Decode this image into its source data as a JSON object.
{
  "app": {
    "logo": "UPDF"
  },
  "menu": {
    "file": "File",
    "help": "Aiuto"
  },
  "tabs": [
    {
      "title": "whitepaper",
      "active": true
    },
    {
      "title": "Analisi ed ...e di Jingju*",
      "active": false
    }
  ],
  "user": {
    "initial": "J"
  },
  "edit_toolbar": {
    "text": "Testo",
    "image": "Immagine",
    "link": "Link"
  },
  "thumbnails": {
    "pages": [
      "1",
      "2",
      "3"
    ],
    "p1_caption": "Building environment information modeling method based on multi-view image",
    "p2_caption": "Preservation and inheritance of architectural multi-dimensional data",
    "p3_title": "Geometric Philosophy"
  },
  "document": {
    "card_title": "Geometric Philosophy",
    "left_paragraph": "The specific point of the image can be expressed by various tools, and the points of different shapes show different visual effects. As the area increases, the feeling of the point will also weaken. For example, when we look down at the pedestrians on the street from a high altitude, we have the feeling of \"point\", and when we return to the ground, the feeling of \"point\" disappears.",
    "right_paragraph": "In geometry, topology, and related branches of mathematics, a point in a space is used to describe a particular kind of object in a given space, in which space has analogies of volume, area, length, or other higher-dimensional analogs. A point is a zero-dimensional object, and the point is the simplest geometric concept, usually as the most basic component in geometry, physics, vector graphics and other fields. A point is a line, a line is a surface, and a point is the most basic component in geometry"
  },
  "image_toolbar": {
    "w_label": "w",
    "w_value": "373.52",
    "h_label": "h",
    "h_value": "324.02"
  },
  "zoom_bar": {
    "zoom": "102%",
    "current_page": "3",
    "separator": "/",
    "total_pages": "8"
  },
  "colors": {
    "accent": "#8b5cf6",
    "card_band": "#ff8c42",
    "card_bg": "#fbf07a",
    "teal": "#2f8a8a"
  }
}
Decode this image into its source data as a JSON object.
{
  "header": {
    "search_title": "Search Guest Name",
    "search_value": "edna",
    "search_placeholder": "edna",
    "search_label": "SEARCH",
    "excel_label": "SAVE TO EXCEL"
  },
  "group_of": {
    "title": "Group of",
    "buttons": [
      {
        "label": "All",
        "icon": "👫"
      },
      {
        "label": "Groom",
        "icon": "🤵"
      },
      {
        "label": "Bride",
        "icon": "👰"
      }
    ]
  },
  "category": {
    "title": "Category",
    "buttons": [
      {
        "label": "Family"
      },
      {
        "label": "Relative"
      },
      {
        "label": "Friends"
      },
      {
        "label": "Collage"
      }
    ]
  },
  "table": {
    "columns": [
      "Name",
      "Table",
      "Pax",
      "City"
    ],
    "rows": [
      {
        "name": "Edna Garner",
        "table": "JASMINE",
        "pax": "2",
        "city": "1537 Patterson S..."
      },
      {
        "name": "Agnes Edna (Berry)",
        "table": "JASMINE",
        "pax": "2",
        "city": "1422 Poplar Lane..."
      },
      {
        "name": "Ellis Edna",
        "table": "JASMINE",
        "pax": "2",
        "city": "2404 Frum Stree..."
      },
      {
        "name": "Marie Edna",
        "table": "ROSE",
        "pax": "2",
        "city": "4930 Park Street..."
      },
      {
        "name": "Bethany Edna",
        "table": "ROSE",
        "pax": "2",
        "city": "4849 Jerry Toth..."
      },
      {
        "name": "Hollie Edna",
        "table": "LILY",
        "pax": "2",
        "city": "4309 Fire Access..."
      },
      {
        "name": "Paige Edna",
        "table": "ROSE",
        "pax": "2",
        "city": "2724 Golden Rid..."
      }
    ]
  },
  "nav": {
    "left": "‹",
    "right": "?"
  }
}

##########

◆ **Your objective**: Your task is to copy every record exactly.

◆ **Exercise result**:
Decode this image into its source data as a JSON object.
{
  "app": {
    "logo": "UPDF"
  },
  "menu": {
    "file": "File",
    "help": "Aiuto"
  },
  "tabs": [
    {
      "title": "whitepaper",
      "active": true
    },
    {
      "title": "Analisi ed ...e di Jingju*",
      "active": false
    }
  ],
  "user": {
    "initial": "J"
  },
  "edit_toolbar": {
    "text": "Testo",
    "image": "Immagine",
    "link": "Link"
  },
  "thumbnails": {
    "pages": [
      "1",
      "2",
      "3"
    ],
    "p1_caption": "Building environment information modeling method based on multi-view image",
    "p2_caption": "Preservation and inheritance of architectural multi-dimensional data",
    "p3_title": "Geometric Philosophy"
  },
  "document": {
    "card_title": "Geometric Philosophy",
    "left_paragraph": "The specific point of the image can be expressed by various tools, and the points of different shapes show different visual effects. As the area increases, the feeling of the point will also weaken. For example, when we look down at the pedestrians on the street from a high altitude, we have the feeling of \"point\", and when we return to the ground, the feeling of \"point\" disappears.",
    "right_paragraph": "In geometry, topology, and related branches of mathematics, a point in a space is used to describe a particular kind of object in a given space, in which space has analogies of volume, area, length, or other higher-dimensional analogs. A point is a zero-dimensional object, and the point is the simplest geometric concept, usually as the most basic component in geometry, physics, vector graphics and other fields. A point is a line, a line is a surface, and a point is the most basic component in geometry"
  },
  "image_toolbar": {
    "w_label": "w",
    "w_value": "373.52",
    "h_label": "h",
    "h_value": "324.02"
  },
  "zoom_bar": {
    "zoom": "102%",
    "current_page": "3",
    "separator": "/",
    "total_pages": "8"
  },
  "colors": {
    "accent": "#8b5cf6",
    "card_band": "#ff8c42",
    "card_bg": "#fbf07a",
    "teal": "#2f8a8a"
  }
}
Decode this image into its source data as a JSON object.
{
  "header": {
    "search_title": "Search Guest Name",
    "search_value": "edna",
    "search_placeholder": "edna",
    "search_label": "SEARCH",
    "excel_label": "SAVE TO EXCEL"
  },
  "group_of": {
    "title": "Group of",
    "buttons": [
      {
        "label": "All",
        "icon": "👫"
      },
      {
        "label": "Groom",
        "icon": "🤵"
      },
      {
        "label": "Bride",
        "icon": "👰"
      }
    ]
  },
  "category": {
    "title": "Category",
    "buttons": [
      {
        "label": "Family"
      },
      {
        "label": "Relative"
      },
      {
        "label": "Friends"
      },
      {
        "label": "Collage"
      }
    ]
  },
  "table": {
    "columns": [
      "Name",
      "Table",
      "Pax",
      "City"
    ],
    "rows": [
      {
        "name": "Edna Garner",
        "table": "JASMINE",
        "pax": "2",
        "city": "1537 Patterson S..."
      },
      {
        "name": "Agnes Edna (Berry)",
        "table": "JASMINE",
        "pax": "2",
        "city": "1422 Poplar Lane..."
      },
      {
        "name": "Ellis Edna",
        "table": "JASMINE",
        "pax": "2",
        "city": "2404 Frum Stree..."
      },
      {
        "name": "Marie Edna",
        "table": "ROSE",
        "pax": "2",
        "city": "4930 Park Street..."
      },
      {
        "name": "Bethany Edna",
        "table": "ROSE",
        "pax": "2",
        "city": "4849 Jerry Toth..."
      },
      {
        "name": "Hollie Edna",
        "table": "LILY",
        "pax": "2",
        "city": "4309 Fire Access..."
      },
      {
        "name": "Paige Edna",
        "table": "ROSE",
        "pax": "2",
        "city": "2724 Golden Rid..."
      }
    ]
  },
  "nav": {
    "left": "‹",
    "right": "?"
  }
}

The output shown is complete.